Entries taken from a collection:
.....

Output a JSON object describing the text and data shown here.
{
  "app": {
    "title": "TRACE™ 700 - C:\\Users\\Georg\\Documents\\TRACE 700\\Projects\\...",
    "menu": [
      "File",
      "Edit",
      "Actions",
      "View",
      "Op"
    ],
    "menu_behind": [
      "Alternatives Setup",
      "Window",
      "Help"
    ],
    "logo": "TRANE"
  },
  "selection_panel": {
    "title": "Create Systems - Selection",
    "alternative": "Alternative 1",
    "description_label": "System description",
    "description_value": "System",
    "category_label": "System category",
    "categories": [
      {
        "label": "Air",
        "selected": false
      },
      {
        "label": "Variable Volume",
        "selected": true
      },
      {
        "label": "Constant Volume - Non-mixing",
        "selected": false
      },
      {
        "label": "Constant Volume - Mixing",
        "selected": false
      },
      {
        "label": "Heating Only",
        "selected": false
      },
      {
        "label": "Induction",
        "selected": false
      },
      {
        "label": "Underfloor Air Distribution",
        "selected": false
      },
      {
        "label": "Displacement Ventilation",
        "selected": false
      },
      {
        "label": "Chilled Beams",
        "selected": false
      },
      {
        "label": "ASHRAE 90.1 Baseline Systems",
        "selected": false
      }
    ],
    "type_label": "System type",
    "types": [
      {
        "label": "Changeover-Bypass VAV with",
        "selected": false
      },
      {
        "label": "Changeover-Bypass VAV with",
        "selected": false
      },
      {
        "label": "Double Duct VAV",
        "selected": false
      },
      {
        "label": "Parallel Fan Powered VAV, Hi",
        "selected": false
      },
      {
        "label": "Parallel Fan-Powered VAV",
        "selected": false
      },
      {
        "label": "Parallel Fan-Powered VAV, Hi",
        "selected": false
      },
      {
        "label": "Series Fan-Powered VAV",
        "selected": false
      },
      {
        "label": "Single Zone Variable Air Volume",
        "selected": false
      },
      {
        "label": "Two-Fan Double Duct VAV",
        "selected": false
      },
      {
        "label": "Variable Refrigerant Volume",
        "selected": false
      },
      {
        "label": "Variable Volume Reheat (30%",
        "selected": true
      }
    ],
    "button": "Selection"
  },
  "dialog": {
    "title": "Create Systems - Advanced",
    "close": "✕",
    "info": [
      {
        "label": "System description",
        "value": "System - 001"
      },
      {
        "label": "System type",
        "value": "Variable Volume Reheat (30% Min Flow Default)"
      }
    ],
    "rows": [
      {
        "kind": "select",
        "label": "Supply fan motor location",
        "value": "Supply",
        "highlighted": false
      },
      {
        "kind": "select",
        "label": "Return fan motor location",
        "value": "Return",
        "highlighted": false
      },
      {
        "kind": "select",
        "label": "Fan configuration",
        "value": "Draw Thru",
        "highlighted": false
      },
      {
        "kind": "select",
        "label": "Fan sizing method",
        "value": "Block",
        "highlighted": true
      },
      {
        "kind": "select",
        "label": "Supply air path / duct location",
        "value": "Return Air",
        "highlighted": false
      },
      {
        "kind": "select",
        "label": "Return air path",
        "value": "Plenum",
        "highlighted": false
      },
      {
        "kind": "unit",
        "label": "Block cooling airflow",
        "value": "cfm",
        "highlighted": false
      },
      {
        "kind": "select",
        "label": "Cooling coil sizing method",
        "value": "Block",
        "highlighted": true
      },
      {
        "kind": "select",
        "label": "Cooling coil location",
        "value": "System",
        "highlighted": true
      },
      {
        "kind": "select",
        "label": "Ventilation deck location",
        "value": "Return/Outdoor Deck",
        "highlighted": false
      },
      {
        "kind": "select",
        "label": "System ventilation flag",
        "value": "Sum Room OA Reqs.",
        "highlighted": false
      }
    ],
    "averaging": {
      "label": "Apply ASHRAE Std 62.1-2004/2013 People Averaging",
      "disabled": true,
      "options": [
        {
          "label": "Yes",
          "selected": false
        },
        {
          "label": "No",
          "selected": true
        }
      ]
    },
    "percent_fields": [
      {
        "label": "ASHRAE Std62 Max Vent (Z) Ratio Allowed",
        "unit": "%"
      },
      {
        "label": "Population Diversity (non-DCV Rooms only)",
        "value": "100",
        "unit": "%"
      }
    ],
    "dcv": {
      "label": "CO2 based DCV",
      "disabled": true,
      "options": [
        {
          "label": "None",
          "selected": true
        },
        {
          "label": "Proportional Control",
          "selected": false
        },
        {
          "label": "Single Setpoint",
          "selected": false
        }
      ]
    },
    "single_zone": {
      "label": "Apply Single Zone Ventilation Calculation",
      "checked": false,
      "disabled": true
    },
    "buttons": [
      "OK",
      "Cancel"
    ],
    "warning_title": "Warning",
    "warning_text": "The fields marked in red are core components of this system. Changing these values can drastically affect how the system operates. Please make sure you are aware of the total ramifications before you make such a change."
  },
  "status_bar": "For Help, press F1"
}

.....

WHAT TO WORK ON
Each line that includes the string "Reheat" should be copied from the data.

WRITTEN RESPONSE
        "label": "Variable Volume Reheat (30%",
        "value": "Variable Volume Reheat (30% Min Flow Default)"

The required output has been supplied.